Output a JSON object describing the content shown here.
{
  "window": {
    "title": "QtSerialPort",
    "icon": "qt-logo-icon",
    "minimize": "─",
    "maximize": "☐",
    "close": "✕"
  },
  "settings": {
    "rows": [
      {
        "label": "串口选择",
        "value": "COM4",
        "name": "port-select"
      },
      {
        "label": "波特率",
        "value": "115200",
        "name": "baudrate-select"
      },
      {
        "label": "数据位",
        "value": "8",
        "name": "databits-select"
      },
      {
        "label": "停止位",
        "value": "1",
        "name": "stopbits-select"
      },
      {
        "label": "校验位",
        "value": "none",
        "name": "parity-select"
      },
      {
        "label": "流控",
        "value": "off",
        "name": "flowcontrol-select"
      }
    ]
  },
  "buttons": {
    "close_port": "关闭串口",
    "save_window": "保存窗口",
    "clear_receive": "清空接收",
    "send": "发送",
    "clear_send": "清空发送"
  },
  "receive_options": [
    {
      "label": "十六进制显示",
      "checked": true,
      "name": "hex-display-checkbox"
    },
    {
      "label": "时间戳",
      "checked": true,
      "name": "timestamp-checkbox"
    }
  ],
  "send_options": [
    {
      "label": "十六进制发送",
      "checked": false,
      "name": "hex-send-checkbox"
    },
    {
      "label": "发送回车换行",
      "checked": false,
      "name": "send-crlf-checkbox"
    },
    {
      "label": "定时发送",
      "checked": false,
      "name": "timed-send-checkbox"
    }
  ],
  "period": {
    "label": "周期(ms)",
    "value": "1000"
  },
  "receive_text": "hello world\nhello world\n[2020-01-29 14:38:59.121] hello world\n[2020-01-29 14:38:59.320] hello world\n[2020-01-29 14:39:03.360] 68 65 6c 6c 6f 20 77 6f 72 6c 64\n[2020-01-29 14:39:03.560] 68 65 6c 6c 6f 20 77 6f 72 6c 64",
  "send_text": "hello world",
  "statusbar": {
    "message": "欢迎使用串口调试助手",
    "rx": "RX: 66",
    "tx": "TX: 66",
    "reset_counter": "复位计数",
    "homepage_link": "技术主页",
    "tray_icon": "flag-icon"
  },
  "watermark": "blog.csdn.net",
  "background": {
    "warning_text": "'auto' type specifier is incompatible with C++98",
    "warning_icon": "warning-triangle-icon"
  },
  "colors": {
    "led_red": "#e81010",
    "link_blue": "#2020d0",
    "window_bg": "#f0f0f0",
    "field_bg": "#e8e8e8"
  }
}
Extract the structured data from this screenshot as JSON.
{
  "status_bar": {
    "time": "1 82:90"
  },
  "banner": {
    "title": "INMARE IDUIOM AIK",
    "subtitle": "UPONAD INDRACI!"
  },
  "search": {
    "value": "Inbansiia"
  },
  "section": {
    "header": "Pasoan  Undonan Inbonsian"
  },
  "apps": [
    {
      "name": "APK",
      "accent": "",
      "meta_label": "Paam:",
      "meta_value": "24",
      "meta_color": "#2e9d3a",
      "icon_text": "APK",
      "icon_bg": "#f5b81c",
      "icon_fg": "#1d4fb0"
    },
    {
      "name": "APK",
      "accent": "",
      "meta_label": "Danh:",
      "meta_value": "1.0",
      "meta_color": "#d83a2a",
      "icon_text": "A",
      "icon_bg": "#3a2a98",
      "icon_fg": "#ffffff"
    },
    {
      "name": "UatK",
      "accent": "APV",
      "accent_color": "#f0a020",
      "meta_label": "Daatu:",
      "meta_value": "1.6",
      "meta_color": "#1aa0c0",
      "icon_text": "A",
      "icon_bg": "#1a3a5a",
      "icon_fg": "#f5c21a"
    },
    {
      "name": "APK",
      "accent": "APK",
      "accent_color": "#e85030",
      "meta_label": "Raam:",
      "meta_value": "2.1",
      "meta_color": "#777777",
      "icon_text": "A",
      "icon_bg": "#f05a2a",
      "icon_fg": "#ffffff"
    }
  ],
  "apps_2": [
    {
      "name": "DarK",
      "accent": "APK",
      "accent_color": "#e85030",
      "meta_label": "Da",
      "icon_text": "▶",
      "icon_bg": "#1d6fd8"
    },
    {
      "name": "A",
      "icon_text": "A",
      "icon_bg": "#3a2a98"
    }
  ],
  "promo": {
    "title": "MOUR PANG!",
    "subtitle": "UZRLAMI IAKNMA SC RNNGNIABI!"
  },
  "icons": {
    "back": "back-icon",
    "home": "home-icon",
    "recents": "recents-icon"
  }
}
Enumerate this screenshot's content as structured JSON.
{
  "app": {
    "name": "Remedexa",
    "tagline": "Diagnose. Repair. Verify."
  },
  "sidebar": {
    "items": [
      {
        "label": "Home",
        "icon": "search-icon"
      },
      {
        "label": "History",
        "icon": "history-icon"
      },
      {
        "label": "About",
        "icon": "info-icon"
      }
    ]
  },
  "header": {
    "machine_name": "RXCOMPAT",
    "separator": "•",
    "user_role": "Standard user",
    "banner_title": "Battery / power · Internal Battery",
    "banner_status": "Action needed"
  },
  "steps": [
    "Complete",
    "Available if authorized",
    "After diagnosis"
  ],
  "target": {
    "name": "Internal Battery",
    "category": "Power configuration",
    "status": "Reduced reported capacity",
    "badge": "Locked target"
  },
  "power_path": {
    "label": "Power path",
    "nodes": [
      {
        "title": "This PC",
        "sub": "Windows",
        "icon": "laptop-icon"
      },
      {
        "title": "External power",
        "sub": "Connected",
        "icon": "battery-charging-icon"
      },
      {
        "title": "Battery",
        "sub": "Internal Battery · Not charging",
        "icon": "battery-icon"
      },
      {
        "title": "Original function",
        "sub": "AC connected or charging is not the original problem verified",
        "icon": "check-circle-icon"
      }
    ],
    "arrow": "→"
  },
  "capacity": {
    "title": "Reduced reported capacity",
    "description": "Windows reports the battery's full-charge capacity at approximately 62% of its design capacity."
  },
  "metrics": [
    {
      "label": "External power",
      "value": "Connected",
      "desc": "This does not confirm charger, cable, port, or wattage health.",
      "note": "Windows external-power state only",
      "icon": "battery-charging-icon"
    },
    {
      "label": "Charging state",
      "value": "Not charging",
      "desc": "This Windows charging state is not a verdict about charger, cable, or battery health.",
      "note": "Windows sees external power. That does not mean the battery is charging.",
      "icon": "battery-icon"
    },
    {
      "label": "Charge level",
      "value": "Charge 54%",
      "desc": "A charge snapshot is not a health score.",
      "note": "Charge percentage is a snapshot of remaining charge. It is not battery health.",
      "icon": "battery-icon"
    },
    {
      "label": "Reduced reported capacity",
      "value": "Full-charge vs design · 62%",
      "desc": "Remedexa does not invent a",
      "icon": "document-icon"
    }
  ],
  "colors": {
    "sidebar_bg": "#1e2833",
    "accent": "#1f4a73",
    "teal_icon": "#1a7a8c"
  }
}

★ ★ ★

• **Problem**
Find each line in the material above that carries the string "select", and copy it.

• **Output for this task**
        "name": "port-select"
        "name": "baudrate-select"
        "name": "databits-select"
        "name": "stopbits-select"
        "name": "parity-select"
        "name": "flowcontrol-select"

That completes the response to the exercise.